§ PROBLEM REQUIREMENTS: The answer must consist of each line below that contains the string "label".

[[ INPUT RECORDS open ]]

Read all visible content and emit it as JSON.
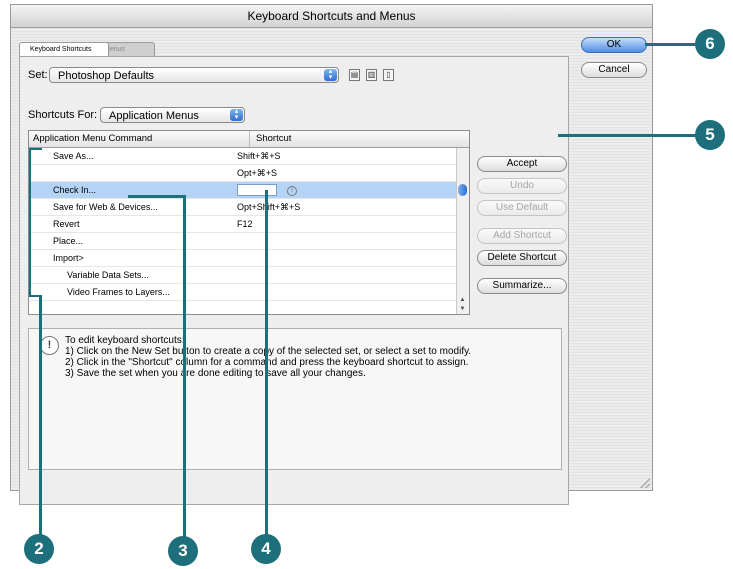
{
  "window": {
    "title": "Keyboard Shortcuts and Menus"
  },
  "tabs": [
    {
      "label": "Keyboard Shortcuts",
      "active": true
    },
    {
      "label": "Menus",
      "active": false
    }
  ],
  "set": {
    "label": "Set:",
    "value": "Photoshop Defaults"
  },
  "shortcuts_for": {
    "label": "Shortcuts For:",
    "value": "Application Menus"
  },
  "table": {
    "columns": [
      "Application Menu Command",
      "Shortcut"
    ],
    "rows": [
      {
        "command": "Save As...",
        "shortcut": "Shift+⌘+S",
        "indent": 1,
        "selected": false
      },
      {
        "command": "",
        "shortcut": "Opt+⌘+S",
        "indent": 1,
        "selected": false
      },
      {
        "command": "Check In...",
        "shortcut": "",
        "indent": 1,
        "selected": true,
        "editing": true
      },
      {
        "command": "Save for Web & Devices...",
        "shortcut": "Opt+Shift+⌘+S",
        "indent": 1,
        "selected": false
      },
      {
        "command": "Revert",
        "shortcut": "F12",
        "indent": 1,
        "selected": false
      },
      {
        "command": "Place...",
        "shortcut": "",
        "indent": 1,
        "selected": false
      },
      {
        "command": "Import>",
        "shortcut": "",
        "indent": 1,
        "selected": false
      },
      {
        "command": "Variable Data Sets...",
        "shortcut": "",
        "indent": 2,
        "selected": false
      },
      {
        "command": "Video Frames to Layers...",
        "shortcut": "",
        "indent": 2,
        "selected": false
      }
    ]
  },
  "buttons": {
    "ok": "OK",
    "cancel": "Cancel",
    "accept": "Accept",
    "undo": "Undo",
    "use_default": "Use Default",
    "add_shortcut": "Add Shortcut",
    "delete_shortcut": "Delete Shortcut",
    "summarize": "Summarize..."
  },
  "info": {
    "line1": "To edit keyboard shortcuts:",
    "line2": "1) Click on the New Set button to create a copy of the selected set, or select a set to modify.",
    "line3": "2) Click in the \"Shortcut\" column for a command and press the keyboard shortcut to assign.",
    "line4": "3) Save the set when you are done editing to save all your changes."
  },
  "callouts": [
    "2",
    "3",
    "4",
    "5",
    "6"
  ],
  "colors": {
    "callout": "#1d6f7c",
    "selection": "#b5d4f5",
    "default_button": "#4e8ee4"
  }
}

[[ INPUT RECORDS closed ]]

§ RESULT:
      "label": "Keyboard Shortcuts",
      "label": "Menus",
    "label": "Set:",
    "label": "Shortcuts For:",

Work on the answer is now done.